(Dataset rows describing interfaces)
·····

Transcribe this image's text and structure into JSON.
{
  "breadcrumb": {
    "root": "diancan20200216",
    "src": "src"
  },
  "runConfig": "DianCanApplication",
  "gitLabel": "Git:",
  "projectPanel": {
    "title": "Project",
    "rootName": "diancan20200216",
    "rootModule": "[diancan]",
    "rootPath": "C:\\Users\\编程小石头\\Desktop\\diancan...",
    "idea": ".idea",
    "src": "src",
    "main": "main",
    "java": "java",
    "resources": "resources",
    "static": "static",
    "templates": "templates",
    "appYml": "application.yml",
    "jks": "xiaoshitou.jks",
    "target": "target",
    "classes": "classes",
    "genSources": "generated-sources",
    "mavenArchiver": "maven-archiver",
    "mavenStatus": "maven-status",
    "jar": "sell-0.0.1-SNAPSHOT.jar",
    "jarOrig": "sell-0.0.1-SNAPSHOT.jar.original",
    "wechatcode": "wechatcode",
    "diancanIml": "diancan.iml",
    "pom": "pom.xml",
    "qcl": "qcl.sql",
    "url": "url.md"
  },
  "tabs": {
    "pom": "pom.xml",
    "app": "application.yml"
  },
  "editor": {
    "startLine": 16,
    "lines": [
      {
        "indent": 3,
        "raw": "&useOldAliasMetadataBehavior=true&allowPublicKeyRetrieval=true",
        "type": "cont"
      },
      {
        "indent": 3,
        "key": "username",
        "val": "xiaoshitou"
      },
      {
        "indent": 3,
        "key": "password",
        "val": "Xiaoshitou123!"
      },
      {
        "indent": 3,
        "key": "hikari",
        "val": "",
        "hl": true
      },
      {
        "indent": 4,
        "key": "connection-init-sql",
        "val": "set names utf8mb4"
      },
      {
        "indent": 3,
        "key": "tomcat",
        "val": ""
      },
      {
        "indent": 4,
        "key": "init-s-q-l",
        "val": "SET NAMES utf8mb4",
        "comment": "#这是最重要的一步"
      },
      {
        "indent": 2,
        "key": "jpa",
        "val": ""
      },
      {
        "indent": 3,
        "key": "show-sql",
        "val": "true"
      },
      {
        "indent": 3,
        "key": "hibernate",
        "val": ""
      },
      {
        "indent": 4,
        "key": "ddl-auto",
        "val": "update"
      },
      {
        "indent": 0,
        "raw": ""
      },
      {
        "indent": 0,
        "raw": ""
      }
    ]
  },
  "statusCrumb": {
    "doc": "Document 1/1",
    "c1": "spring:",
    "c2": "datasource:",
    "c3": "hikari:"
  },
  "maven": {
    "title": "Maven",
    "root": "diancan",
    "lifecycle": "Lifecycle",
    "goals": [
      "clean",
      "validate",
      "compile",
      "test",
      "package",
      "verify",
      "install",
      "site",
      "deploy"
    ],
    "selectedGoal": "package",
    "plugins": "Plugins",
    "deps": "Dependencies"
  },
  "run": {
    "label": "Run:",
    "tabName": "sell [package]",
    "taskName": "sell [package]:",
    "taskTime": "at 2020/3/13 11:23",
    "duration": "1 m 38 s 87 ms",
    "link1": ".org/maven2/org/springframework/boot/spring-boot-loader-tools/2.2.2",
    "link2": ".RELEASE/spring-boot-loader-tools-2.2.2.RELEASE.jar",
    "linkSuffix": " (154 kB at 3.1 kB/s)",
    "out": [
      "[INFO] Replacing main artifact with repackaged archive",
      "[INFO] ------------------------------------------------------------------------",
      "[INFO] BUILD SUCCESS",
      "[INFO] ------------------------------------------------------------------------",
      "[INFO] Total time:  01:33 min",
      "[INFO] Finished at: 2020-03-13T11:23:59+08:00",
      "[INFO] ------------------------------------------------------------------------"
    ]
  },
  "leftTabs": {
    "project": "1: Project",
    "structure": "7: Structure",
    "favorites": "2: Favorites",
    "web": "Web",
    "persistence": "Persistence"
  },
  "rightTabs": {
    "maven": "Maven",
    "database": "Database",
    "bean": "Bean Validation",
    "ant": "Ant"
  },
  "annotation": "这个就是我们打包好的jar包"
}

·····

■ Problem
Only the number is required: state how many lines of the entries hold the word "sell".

■ Expected output
4